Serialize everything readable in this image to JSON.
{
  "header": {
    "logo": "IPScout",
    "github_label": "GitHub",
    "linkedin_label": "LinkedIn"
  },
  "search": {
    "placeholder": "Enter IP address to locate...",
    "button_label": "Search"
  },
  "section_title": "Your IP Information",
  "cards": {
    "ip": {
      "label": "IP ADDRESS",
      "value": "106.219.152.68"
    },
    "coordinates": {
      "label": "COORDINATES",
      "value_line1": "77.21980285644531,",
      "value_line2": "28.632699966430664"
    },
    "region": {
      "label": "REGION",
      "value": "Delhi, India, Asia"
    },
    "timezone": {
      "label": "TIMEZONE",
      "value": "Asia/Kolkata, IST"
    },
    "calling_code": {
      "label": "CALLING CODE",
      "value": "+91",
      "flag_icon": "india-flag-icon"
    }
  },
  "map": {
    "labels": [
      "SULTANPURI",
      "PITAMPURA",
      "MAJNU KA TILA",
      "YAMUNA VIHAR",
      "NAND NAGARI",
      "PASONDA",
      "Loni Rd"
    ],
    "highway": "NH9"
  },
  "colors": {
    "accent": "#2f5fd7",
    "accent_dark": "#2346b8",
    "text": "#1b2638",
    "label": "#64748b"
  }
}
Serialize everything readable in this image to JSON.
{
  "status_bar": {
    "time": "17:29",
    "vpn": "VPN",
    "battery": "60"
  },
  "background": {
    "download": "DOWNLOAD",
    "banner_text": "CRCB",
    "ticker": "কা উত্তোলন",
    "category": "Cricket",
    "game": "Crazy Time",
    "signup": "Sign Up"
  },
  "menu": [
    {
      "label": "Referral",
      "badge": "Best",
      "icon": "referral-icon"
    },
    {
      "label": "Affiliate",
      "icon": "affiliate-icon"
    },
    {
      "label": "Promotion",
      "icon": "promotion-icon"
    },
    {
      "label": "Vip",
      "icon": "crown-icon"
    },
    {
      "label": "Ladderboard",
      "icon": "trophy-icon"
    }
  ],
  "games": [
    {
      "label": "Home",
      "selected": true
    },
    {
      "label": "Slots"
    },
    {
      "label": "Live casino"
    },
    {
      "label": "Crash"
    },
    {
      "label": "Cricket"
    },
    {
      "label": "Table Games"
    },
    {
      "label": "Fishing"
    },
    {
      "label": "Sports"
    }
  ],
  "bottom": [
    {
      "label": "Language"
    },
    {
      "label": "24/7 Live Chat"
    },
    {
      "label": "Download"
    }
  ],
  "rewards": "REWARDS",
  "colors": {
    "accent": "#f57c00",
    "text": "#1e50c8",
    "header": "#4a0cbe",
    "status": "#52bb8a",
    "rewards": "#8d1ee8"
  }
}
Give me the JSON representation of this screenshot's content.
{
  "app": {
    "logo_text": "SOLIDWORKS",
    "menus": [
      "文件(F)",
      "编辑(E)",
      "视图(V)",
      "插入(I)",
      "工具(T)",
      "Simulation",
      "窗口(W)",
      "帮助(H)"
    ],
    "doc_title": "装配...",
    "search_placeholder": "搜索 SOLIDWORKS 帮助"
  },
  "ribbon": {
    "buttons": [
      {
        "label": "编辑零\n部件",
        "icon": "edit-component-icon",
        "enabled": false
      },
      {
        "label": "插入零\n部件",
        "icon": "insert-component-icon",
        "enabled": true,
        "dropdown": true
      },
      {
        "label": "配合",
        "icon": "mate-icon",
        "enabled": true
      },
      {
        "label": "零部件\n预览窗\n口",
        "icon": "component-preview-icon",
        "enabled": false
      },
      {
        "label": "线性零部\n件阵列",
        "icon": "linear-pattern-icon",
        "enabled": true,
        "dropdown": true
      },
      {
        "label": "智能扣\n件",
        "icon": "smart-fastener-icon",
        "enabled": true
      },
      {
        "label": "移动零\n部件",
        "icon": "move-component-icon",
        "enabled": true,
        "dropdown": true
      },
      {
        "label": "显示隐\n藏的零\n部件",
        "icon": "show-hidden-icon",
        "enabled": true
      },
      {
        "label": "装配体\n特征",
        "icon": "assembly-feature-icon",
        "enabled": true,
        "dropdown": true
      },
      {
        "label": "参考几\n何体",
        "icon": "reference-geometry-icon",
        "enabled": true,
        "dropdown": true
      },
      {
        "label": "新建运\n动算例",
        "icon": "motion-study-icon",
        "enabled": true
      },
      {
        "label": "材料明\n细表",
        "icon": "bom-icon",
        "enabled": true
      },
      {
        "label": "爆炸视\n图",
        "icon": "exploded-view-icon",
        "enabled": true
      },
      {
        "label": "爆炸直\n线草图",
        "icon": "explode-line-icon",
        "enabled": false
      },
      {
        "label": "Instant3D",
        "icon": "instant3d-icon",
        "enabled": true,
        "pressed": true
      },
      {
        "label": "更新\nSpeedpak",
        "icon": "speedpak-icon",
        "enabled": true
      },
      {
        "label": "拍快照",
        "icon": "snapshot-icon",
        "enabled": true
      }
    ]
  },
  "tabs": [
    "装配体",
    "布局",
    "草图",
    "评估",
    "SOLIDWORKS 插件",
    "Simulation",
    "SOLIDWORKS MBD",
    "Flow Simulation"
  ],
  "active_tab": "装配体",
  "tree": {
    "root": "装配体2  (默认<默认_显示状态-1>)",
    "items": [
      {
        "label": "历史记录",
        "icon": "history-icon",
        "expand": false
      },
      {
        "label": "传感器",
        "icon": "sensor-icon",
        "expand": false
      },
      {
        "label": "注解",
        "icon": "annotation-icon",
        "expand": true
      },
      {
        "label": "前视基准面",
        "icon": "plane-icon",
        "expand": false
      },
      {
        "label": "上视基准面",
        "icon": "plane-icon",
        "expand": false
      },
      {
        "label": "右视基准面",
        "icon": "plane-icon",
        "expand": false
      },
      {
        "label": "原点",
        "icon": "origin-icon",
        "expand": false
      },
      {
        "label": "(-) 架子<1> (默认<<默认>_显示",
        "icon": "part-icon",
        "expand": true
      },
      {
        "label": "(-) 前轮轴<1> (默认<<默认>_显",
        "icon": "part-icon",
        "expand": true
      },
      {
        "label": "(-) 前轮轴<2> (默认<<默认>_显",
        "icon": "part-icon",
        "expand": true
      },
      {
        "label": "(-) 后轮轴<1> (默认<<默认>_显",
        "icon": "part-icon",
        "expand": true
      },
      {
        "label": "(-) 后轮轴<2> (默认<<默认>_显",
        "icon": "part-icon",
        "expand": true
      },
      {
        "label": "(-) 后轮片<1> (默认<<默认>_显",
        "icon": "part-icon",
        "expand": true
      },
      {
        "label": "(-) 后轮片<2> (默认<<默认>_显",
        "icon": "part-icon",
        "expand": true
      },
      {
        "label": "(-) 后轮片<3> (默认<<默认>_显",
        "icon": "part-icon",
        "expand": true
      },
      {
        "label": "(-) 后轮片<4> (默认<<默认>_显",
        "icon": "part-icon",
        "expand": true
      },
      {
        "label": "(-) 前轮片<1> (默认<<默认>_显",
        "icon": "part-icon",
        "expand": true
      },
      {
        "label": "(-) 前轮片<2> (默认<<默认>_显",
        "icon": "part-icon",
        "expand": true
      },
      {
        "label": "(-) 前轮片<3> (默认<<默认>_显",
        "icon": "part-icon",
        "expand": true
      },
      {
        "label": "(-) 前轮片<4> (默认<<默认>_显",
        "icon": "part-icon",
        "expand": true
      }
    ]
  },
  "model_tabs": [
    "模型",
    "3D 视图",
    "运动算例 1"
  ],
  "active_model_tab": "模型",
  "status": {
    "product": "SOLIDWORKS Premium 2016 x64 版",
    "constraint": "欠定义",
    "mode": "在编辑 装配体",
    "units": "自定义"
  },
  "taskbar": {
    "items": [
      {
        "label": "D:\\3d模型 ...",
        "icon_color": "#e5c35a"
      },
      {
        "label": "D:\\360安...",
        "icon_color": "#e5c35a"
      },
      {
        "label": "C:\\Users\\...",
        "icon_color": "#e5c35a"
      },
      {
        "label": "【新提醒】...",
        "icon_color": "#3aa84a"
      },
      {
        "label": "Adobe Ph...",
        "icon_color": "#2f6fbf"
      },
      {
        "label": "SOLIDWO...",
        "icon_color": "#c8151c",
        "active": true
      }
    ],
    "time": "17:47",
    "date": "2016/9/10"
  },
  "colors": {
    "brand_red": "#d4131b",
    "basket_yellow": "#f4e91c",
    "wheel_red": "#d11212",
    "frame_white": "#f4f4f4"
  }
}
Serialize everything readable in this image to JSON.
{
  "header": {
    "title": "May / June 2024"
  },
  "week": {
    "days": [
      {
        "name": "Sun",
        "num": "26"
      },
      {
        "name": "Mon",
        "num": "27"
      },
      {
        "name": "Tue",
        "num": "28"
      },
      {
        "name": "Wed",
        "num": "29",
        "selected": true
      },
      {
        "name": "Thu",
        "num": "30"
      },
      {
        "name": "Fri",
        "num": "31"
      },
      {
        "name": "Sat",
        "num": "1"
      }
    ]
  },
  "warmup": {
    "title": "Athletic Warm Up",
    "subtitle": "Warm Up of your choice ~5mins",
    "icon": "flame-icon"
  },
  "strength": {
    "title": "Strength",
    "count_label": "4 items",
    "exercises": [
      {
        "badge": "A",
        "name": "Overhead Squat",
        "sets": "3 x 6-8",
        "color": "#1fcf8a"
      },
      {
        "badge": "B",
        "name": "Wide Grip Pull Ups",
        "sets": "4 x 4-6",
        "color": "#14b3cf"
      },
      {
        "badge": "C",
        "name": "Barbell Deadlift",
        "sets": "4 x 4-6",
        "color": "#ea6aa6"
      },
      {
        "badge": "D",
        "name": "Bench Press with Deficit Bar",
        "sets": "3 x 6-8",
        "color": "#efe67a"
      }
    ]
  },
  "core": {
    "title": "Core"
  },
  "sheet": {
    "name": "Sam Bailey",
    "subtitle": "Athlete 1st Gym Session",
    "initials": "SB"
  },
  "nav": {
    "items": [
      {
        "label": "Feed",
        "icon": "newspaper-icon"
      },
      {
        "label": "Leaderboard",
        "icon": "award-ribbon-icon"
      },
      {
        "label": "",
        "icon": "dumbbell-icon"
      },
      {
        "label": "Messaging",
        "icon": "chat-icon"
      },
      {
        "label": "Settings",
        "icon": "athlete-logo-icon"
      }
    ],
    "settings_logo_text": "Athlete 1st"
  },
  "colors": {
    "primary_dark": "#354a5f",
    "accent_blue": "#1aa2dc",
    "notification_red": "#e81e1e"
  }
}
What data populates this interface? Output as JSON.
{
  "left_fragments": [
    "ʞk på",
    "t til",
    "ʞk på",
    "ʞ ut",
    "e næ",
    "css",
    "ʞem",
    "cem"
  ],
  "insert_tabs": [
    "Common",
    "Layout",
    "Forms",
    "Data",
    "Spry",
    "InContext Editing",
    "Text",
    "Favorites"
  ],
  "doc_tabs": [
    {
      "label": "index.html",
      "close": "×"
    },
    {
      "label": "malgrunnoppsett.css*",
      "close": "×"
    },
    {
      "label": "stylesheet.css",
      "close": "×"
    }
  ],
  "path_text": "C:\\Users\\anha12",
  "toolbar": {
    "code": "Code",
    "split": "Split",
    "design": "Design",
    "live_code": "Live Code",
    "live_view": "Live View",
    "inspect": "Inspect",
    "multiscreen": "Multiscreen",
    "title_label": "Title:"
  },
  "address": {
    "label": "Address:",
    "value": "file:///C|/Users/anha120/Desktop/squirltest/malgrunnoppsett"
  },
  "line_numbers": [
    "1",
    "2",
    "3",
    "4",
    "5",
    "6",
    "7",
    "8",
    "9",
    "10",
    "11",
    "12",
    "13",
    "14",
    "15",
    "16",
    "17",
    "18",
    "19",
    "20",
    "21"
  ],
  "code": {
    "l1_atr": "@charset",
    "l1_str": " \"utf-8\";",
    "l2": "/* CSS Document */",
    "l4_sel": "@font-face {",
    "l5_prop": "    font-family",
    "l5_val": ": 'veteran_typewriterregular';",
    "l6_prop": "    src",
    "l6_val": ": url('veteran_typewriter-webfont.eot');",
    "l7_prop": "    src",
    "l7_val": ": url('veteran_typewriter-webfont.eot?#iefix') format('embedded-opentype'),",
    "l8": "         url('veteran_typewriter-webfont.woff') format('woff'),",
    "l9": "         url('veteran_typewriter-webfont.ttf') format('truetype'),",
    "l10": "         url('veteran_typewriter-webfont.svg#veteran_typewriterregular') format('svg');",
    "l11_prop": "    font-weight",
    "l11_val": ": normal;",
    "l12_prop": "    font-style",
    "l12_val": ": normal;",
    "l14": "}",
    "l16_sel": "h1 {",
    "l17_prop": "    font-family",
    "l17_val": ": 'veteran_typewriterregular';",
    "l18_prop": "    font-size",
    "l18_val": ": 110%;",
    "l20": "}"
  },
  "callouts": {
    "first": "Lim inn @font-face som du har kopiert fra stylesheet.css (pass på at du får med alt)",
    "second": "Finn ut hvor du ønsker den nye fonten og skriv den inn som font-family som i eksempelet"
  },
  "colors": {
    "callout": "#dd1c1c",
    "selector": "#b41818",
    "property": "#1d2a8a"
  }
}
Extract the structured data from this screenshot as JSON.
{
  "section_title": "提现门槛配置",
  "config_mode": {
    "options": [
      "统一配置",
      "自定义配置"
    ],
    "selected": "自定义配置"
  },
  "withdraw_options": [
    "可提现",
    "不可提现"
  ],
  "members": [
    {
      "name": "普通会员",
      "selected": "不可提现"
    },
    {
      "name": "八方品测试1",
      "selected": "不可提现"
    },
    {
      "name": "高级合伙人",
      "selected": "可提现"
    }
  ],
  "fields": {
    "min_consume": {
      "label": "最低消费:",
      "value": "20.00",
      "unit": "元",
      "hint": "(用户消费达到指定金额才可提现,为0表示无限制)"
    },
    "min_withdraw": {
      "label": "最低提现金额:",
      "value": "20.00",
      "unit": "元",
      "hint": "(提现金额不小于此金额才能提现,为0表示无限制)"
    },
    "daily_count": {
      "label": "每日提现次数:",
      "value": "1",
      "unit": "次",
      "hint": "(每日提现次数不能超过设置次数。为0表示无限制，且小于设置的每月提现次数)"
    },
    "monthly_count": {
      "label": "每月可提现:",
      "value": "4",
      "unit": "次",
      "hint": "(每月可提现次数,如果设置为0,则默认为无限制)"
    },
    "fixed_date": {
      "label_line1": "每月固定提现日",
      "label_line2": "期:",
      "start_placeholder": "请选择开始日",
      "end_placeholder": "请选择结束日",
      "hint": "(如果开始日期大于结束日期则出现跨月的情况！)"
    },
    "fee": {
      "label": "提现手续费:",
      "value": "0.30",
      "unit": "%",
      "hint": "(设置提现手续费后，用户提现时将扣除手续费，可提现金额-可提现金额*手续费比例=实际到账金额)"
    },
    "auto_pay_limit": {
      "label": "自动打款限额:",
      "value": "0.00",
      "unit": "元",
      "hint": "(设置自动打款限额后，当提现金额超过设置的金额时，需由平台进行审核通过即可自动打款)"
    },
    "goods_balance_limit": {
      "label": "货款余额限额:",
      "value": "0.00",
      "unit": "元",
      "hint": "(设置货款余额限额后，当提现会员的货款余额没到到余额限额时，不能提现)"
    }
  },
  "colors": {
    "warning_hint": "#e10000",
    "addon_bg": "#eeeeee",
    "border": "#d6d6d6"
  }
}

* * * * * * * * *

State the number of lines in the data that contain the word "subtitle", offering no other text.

2